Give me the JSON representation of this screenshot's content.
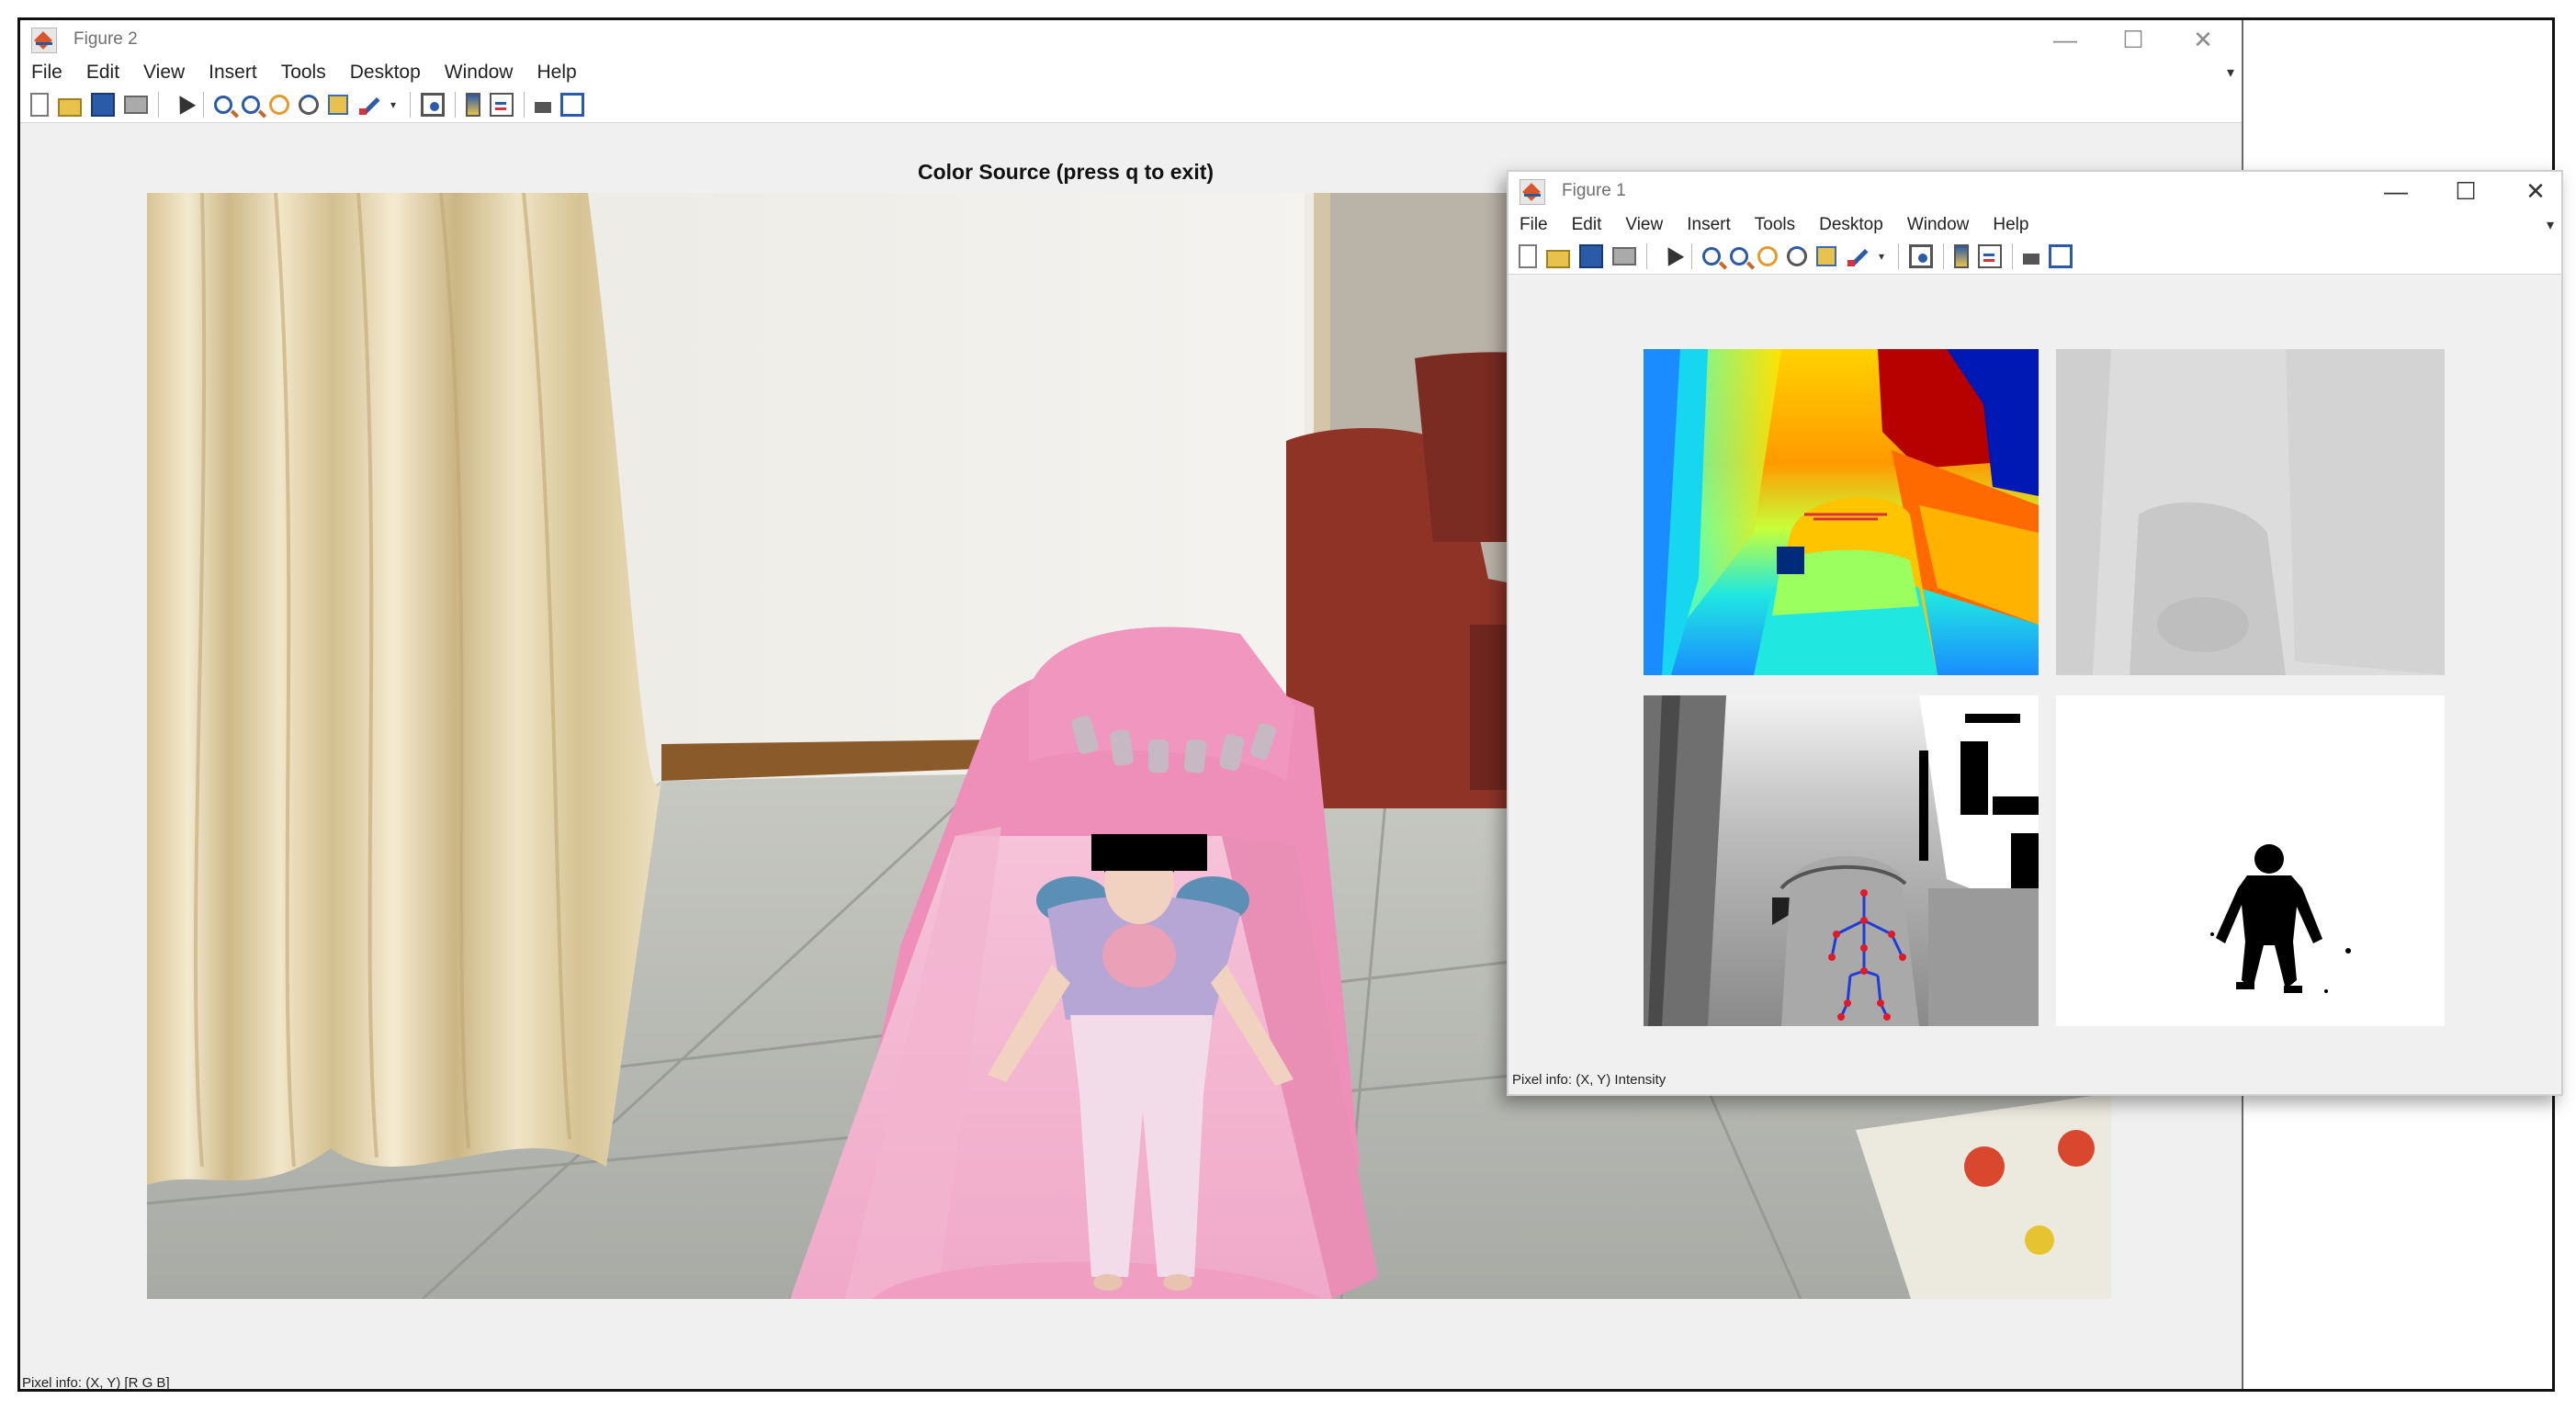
{
  "main_window": {
    "title": "Figure 2",
    "menu": [
      "File",
      "Edit",
      "View",
      "Insert",
      "Tools",
      "Desktop",
      "Window",
      "Help"
    ],
    "axes_title": "Color Source (press q to exit)",
    "status": "Pixel info: (X, Y) [R G B]"
  },
  "figure1_window": {
    "title": "Figure 1",
    "menu": [
      "File",
      "Edit",
      "View",
      "Insert",
      "Tools",
      "Desktop",
      "Window",
      "Help"
    ],
    "status": "Pixel info: (X, Y) Intensity"
  },
  "window_controls": {
    "minimize": "—",
    "maximize": "☐",
    "close": "✕"
  },
  "toolbar_icons": [
    "new-figure-icon",
    "open-file-icon",
    "save-icon",
    "print-icon",
    "edit-plot-arrow-icon",
    "zoom-in-icon",
    "zoom-out-icon",
    "pan-icon",
    "rotate-3d-icon",
    "data-cursor-icon",
    "brush-icon",
    "link-plot-icon",
    "insert-colorbar-icon",
    "insert-legend-icon",
    "hide-plot-tools-icon",
    "show-plot-tools-icon"
  ],
  "colors": {
    "window_bg": "#f0f0f0",
    "bed_pink": "#f2a3c6",
    "curtain": "#e8d8b4",
    "jet_red": "#b70000",
    "jet_yellow": "#f6e800",
    "jet_cyan": "#20e8e0",
    "jet_blue": "#0019b5",
    "skeleton_blue": "#1f3bd8",
    "skeleton_joint": "#e11a2a"
  }
}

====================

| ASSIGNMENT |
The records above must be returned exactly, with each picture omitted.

| REPLY |
Give me the JSON representation of this screenshot's content.
{
  "main_window": {
    "title": "Figure 2",
    "menu": [
      "File",
      "Edit",
      "View",
      "Insert",
      "Tools",
      "Desktop",
      "Window",
      "Help"
    ],
    "axes_title": "Color Source (press q to exit)",
    "status": "Pixel info: (X, Y) [R G B]"
  },
  "figure1_window": {
    "title": "Figure 1",
    "menu": [
      "File",
      "Edit",
      "View",
      "Insert",
      "Tools",
      "Desktop",
      "Window",
      "Help"
    ],
    "status": "Pixel info: (X, Y) Intensity"
  },
  "window_controls": {
    "minimize": "—",
    "maximize": "☐",
    "close": "✕"
  },
  "toolbar_icons": [
    "new-figure-icon",
    "open-file-icon",
    "save-icon",
    "print-icon",
    "edit-plot-arrow-icon",
    "zoom-in-icon",
    "zoom-out-icon",
    "pan-icon",
    "rotate-3d-icon",
    "data-cursor-icon",
    "brush-icon",
    "link-plot-icon",
    "insert-colorbar-icon",
    "insert-legend-icon",
    "hide-plot-tools-icon",
    "show-plot-tools-icon"
  ],
  "colors": {
    "window_bg": "#f0f0f0",
    "bed_pink": "#f2a3c6",
    "curtain": "#e8d8b4",
    "jet_red": "#b70000",
    "jet_yellow": "#f6e800",
    "jet_cyan": "#20e8e0",
    "jet_blue": "#0019b5",
    "skeleton_blue": "#1f3bd8",
    "skeleton_joint": "#e11a2a"
  }
}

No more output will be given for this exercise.